Rep. Roger Williams

Texas Congressmen file Fort Hood Heroes Act

Texas lawmakers in Washington are moving forward with a bill to reclassify the Fort Hood shooting as an act of terrorism. Tuesday, Reps. John Carter and Roger Williams filed their version of the legislation. The bill has 118 co-sponsors, including Texas Rep. Michael McCaul.

The military designated the 2009 mass shooting on the Army post as an “act of workplace violence.” Reclassifying the shooting would give victims and their families access to the same benefits as those killed in combat.

“It’s very, very clear that the intent of Mr. Hasan was to kill soldiers to keep them off the battlefield. In his way of thinking, he was on the battlefield. Rep. Carter said in an interview yesterday. “I felt like this was clearly a terrorist attack.”

According to lawmakers, those benefits could include:

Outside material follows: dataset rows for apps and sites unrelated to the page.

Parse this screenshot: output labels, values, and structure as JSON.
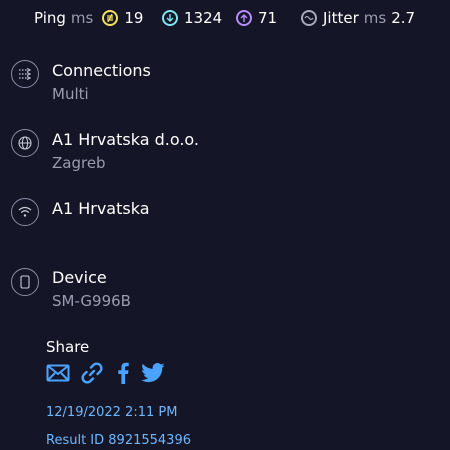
{
  "header": {
    "ping_label": "Ping",
    "ping_unit": "ms",
    "idle_latency": "19",
    "download_latency": "1324",
    "upload_latency": "71",
    "jitter_label": "Jitter",
    "jitter_unit": "ms",
    "jitter_value": "2.7",
    "colors": {
      "idle": "#f3e15a",
      "download": "#7ee4f0",
      "upload": "#b78cff",
      "jitter": "#a7a9bd"
    }
  },
  "details": [
    {
      "icon": "connections-icon",
      "title": "Connections",
      "subtitle": "Multi"
    },
    {
      "icon": "globe-icon",
      "title": "A1 Hrvatska d.o.o.",
      "subtitle": "Zagreb"
    },
    {
      "icon": "wifi-icon",
      "title": "A1 Hrvatska",
      "subtitle": ""
    },
    {
      "icon": "device-icon",
      "title": "Device",
      "subtitle": "SM-G996B"
    }
  ],
  "share": {
    "label": "Share",
    "icons": [
      "email-icon",
      "link-icon",
      "facebook-icon",
      "twitter-icon"
    ],
    "icon_color": "#4aa3ff"
  },
  "result": {
    "date": "12/19/2022 2:11 PM",
    "result_id": "Result ID 8921554396",
    "link_color": "#6fb7ff"
  }
}
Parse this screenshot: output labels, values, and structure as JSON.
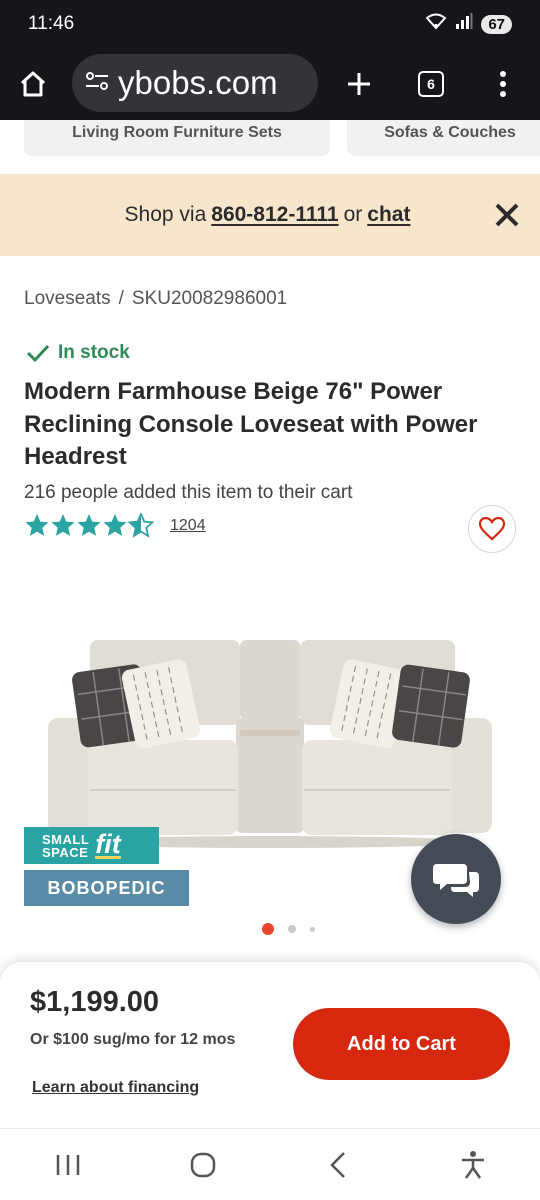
{
  "status_bar": {
    "time": "11:46",
    "battery": "67",
    "wifi_label": "6"
  },
  "browser": {
    "url": "ybobs.com",
    "tab_count": "6"
  },
  "categories": [
    {
      "label": "Living Room Furniture Sets"
    },
    {
      "label": "Sofas & Couches"
    }
  ],
  "banner": {
    "prefix": "Shop via",
    "phone": "860-812-1111",
    "connector": "or",
    "chat": "chat"
  },
  "breadcrumb": {
    "category": "Loveseats",
    "separator": "/",
    "sku": "SKU20082986001"
  },
  "product": {
    "stock": "In stock",
    "title": "Modern Farmhouse Beige 76\" Power Reclining Console Loveseat with Power Headrest",
    "carted": "216 people added this item to their cart",
    "rating": 4.5,
    "review_count": "1204",
    "badges": {
      "small": "SMALL",
      "space": "SPACE",
      "fit": "fit",
      "bobopedic": "BOBOPEDIC"
    }
  },
  "carousel": {
    "active_index": 0,
    "count": 3
  },
  "purchase": {
    "price": "$1,199.00",
    "monthly": "Or $100 sug/mo for 12 mos",
    "financing_link": "Learn about financing",
    "add_to_cart": "Add to Cart"
  },
  "colors": {
    "accent": "#d6280f",
    "stock": "#2e8b57",
    "stars": "#2aa3a3",
    "banner": "#f8e6cc"
  }
}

  • Combat-related special compensation
  • Maximum coverage under Servicemembers’ Group Life Insurance
  • Tax breaks after death in combat zone or terrorist attack
  • Special pay for subjection to hostile fire or imminent danger
  • Unearned portions of bonuses
  • Combat-related injury rehabilitation pay
  • Meals at military treatment facilities

The Honoring the Fort Hood Heroes Act is a companion bill to legislation already filed in the Senate. That bill is sponsored by Sens. John Cornyn and Ted Cruz.


Rep. Williams slams White House ‘Tourquester’

Some Republican lawmakers are taking issue with the Obama administration’s decision to close the White House doors to visitors. Citing the sequester, the visitors’ office announced yesterday that due to staffing issues tours would be put on hold indefinitely, starting Saturday. The move comes as Congress was unable to compromise on a budget deal and the spring tourism season is about to hit full swing in Washington, D.C.

In an email statement today, U.S. Rep Roger Williams called the closure “deeply troubling and disturbingly ironic.”

Today, U.S. Congressman Roger Williams (TX-25) made the following comments regarding the White House’s decision to cancel all public tours blaming the federal spending cuts, known as the sequester.  Williams said:

“For many Americans a family or school trip to our nation’s Capitol is a once-in-a-lifetime event.  To cancel all public tours, essentially closing the doors of the White House, is wrong.  This is nothing more than a publicity stunt, as it requires minimal federal dollars to allow the public access to the White House.  If the President was serious about cutting spending, he would negotiate in good faith with Congress to find more desirable solutions.

“I want to let those who are planning a trip to Washington, D.C. know that the Capitol will remain open.  My office is happy to continue arranging tours of the Capitol and many other historical landmarks regardless of any reductions in our office budget.”

In addition, Rep. Louie Gohmert, who represents parts of east Texas, is looking to keep the president off the links until the doors of 1600 Pennsylvania Ave. are back open to the public. The Hill is reporting he filed an amendment stating ”None of the funds made available by a division of this act may be used to transport the President to or from a golf course until public tours of the White House tours resume.”